Welcome to the latest edition of This Week in Pensions! As we do each week, we have gathered the best stories about pensions and retirement security from the previous week. This is the news you need to know in the fight for a secure retirement.

Here are this week’s top stories:

  • Census Bureau: Public pension fund assets climb 1.4% in second quarter by Hazel Bradford: some good news this week. According to the U.S. Census Bureau, public pension funds saw an increase in their assets from the first quarter to the second quarter of 2016. Earnings on investments increased and employer and employee contributions were both up.
  • Letters: Public pensions are a good investment by Julie Cherry: writing in The Advocate, Cherry celebrates the findings of a recent NIRS report that public pensions generate significant economic activity each year. As she says: “Each dollar invested in a public pension in Louisiana generates $1.34 in economic activity. Who doesn’t want a 34 percent return on their investment?”
  • Retirement inequality hitting many hard by Evan Horowitz: the Boston Globe columnist takes a broad look at the retirement security landscape and finds it lacking. He notes that 401(k)s disproportionately favor the wealthy and leave many working families behind. “When pensions ruled the retirement world, they enrolled a more economically and racially diverse group of employees.”
  • Counterpoint: In response to “Actuarial overbearing” by Dana Bilyeu: the executive director of the National Association of State Retirement Administrators pushes back on arguments in favor of changing public pension reporting standards. He points out that these arguments are in favor of a standard that is not applicable to public pension plans: “Now there is a contingent within the actuarial community that suggests additional public-sector resources should be spent to have actuaries calculate the liabilities of the plan if it were immediately terminated and sold at a market price, a scenario that is legally impermissible in nearly all jurisdictions.”
  • Study Finds Pension, OPEB Costs Manageable for Most Governments by Rebecca Moore: a new study from the Center for Retirement Research finds that for most cities, counties, and states, the costs of public pensions and other post-employment benefits is manageable. As we have noted before, the jurisdictions with large unfunded liabilities are outliers and not representative of pension obligations on the whole.

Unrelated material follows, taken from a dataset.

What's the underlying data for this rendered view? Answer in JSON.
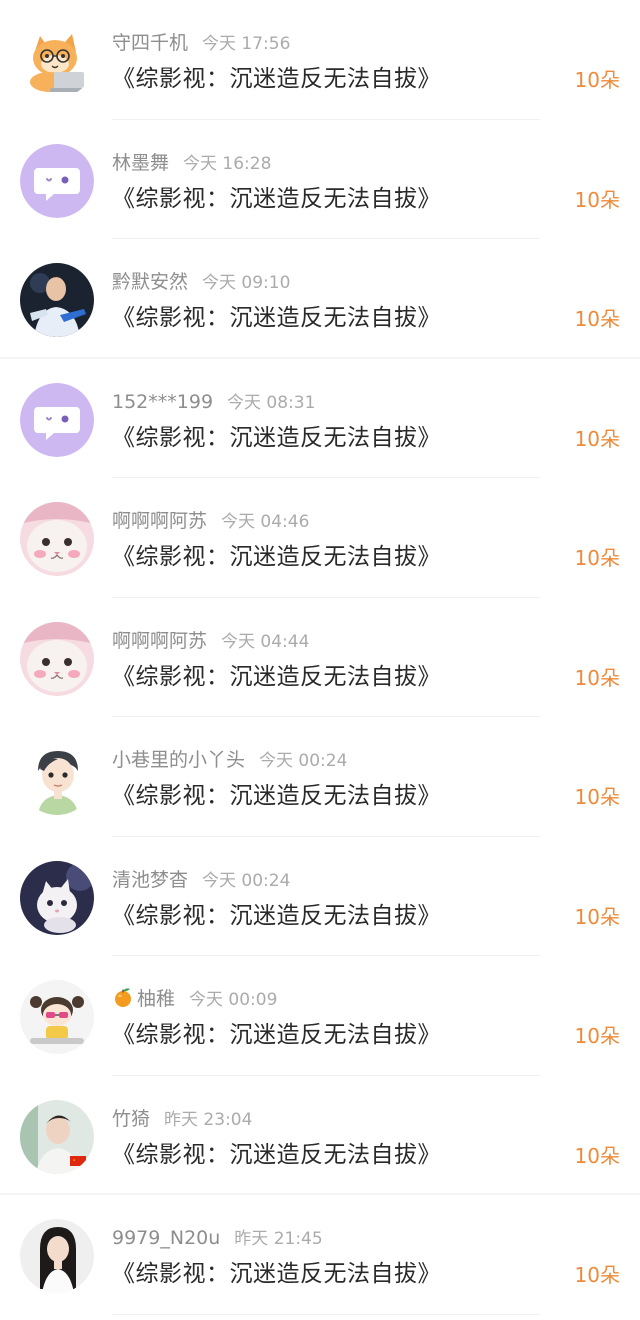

Also, in case you missed it, we took a look at the vice presidential candidates and their stances on retirement security.

Be sure to check back next week for the latest news in the fight for a secure retirement!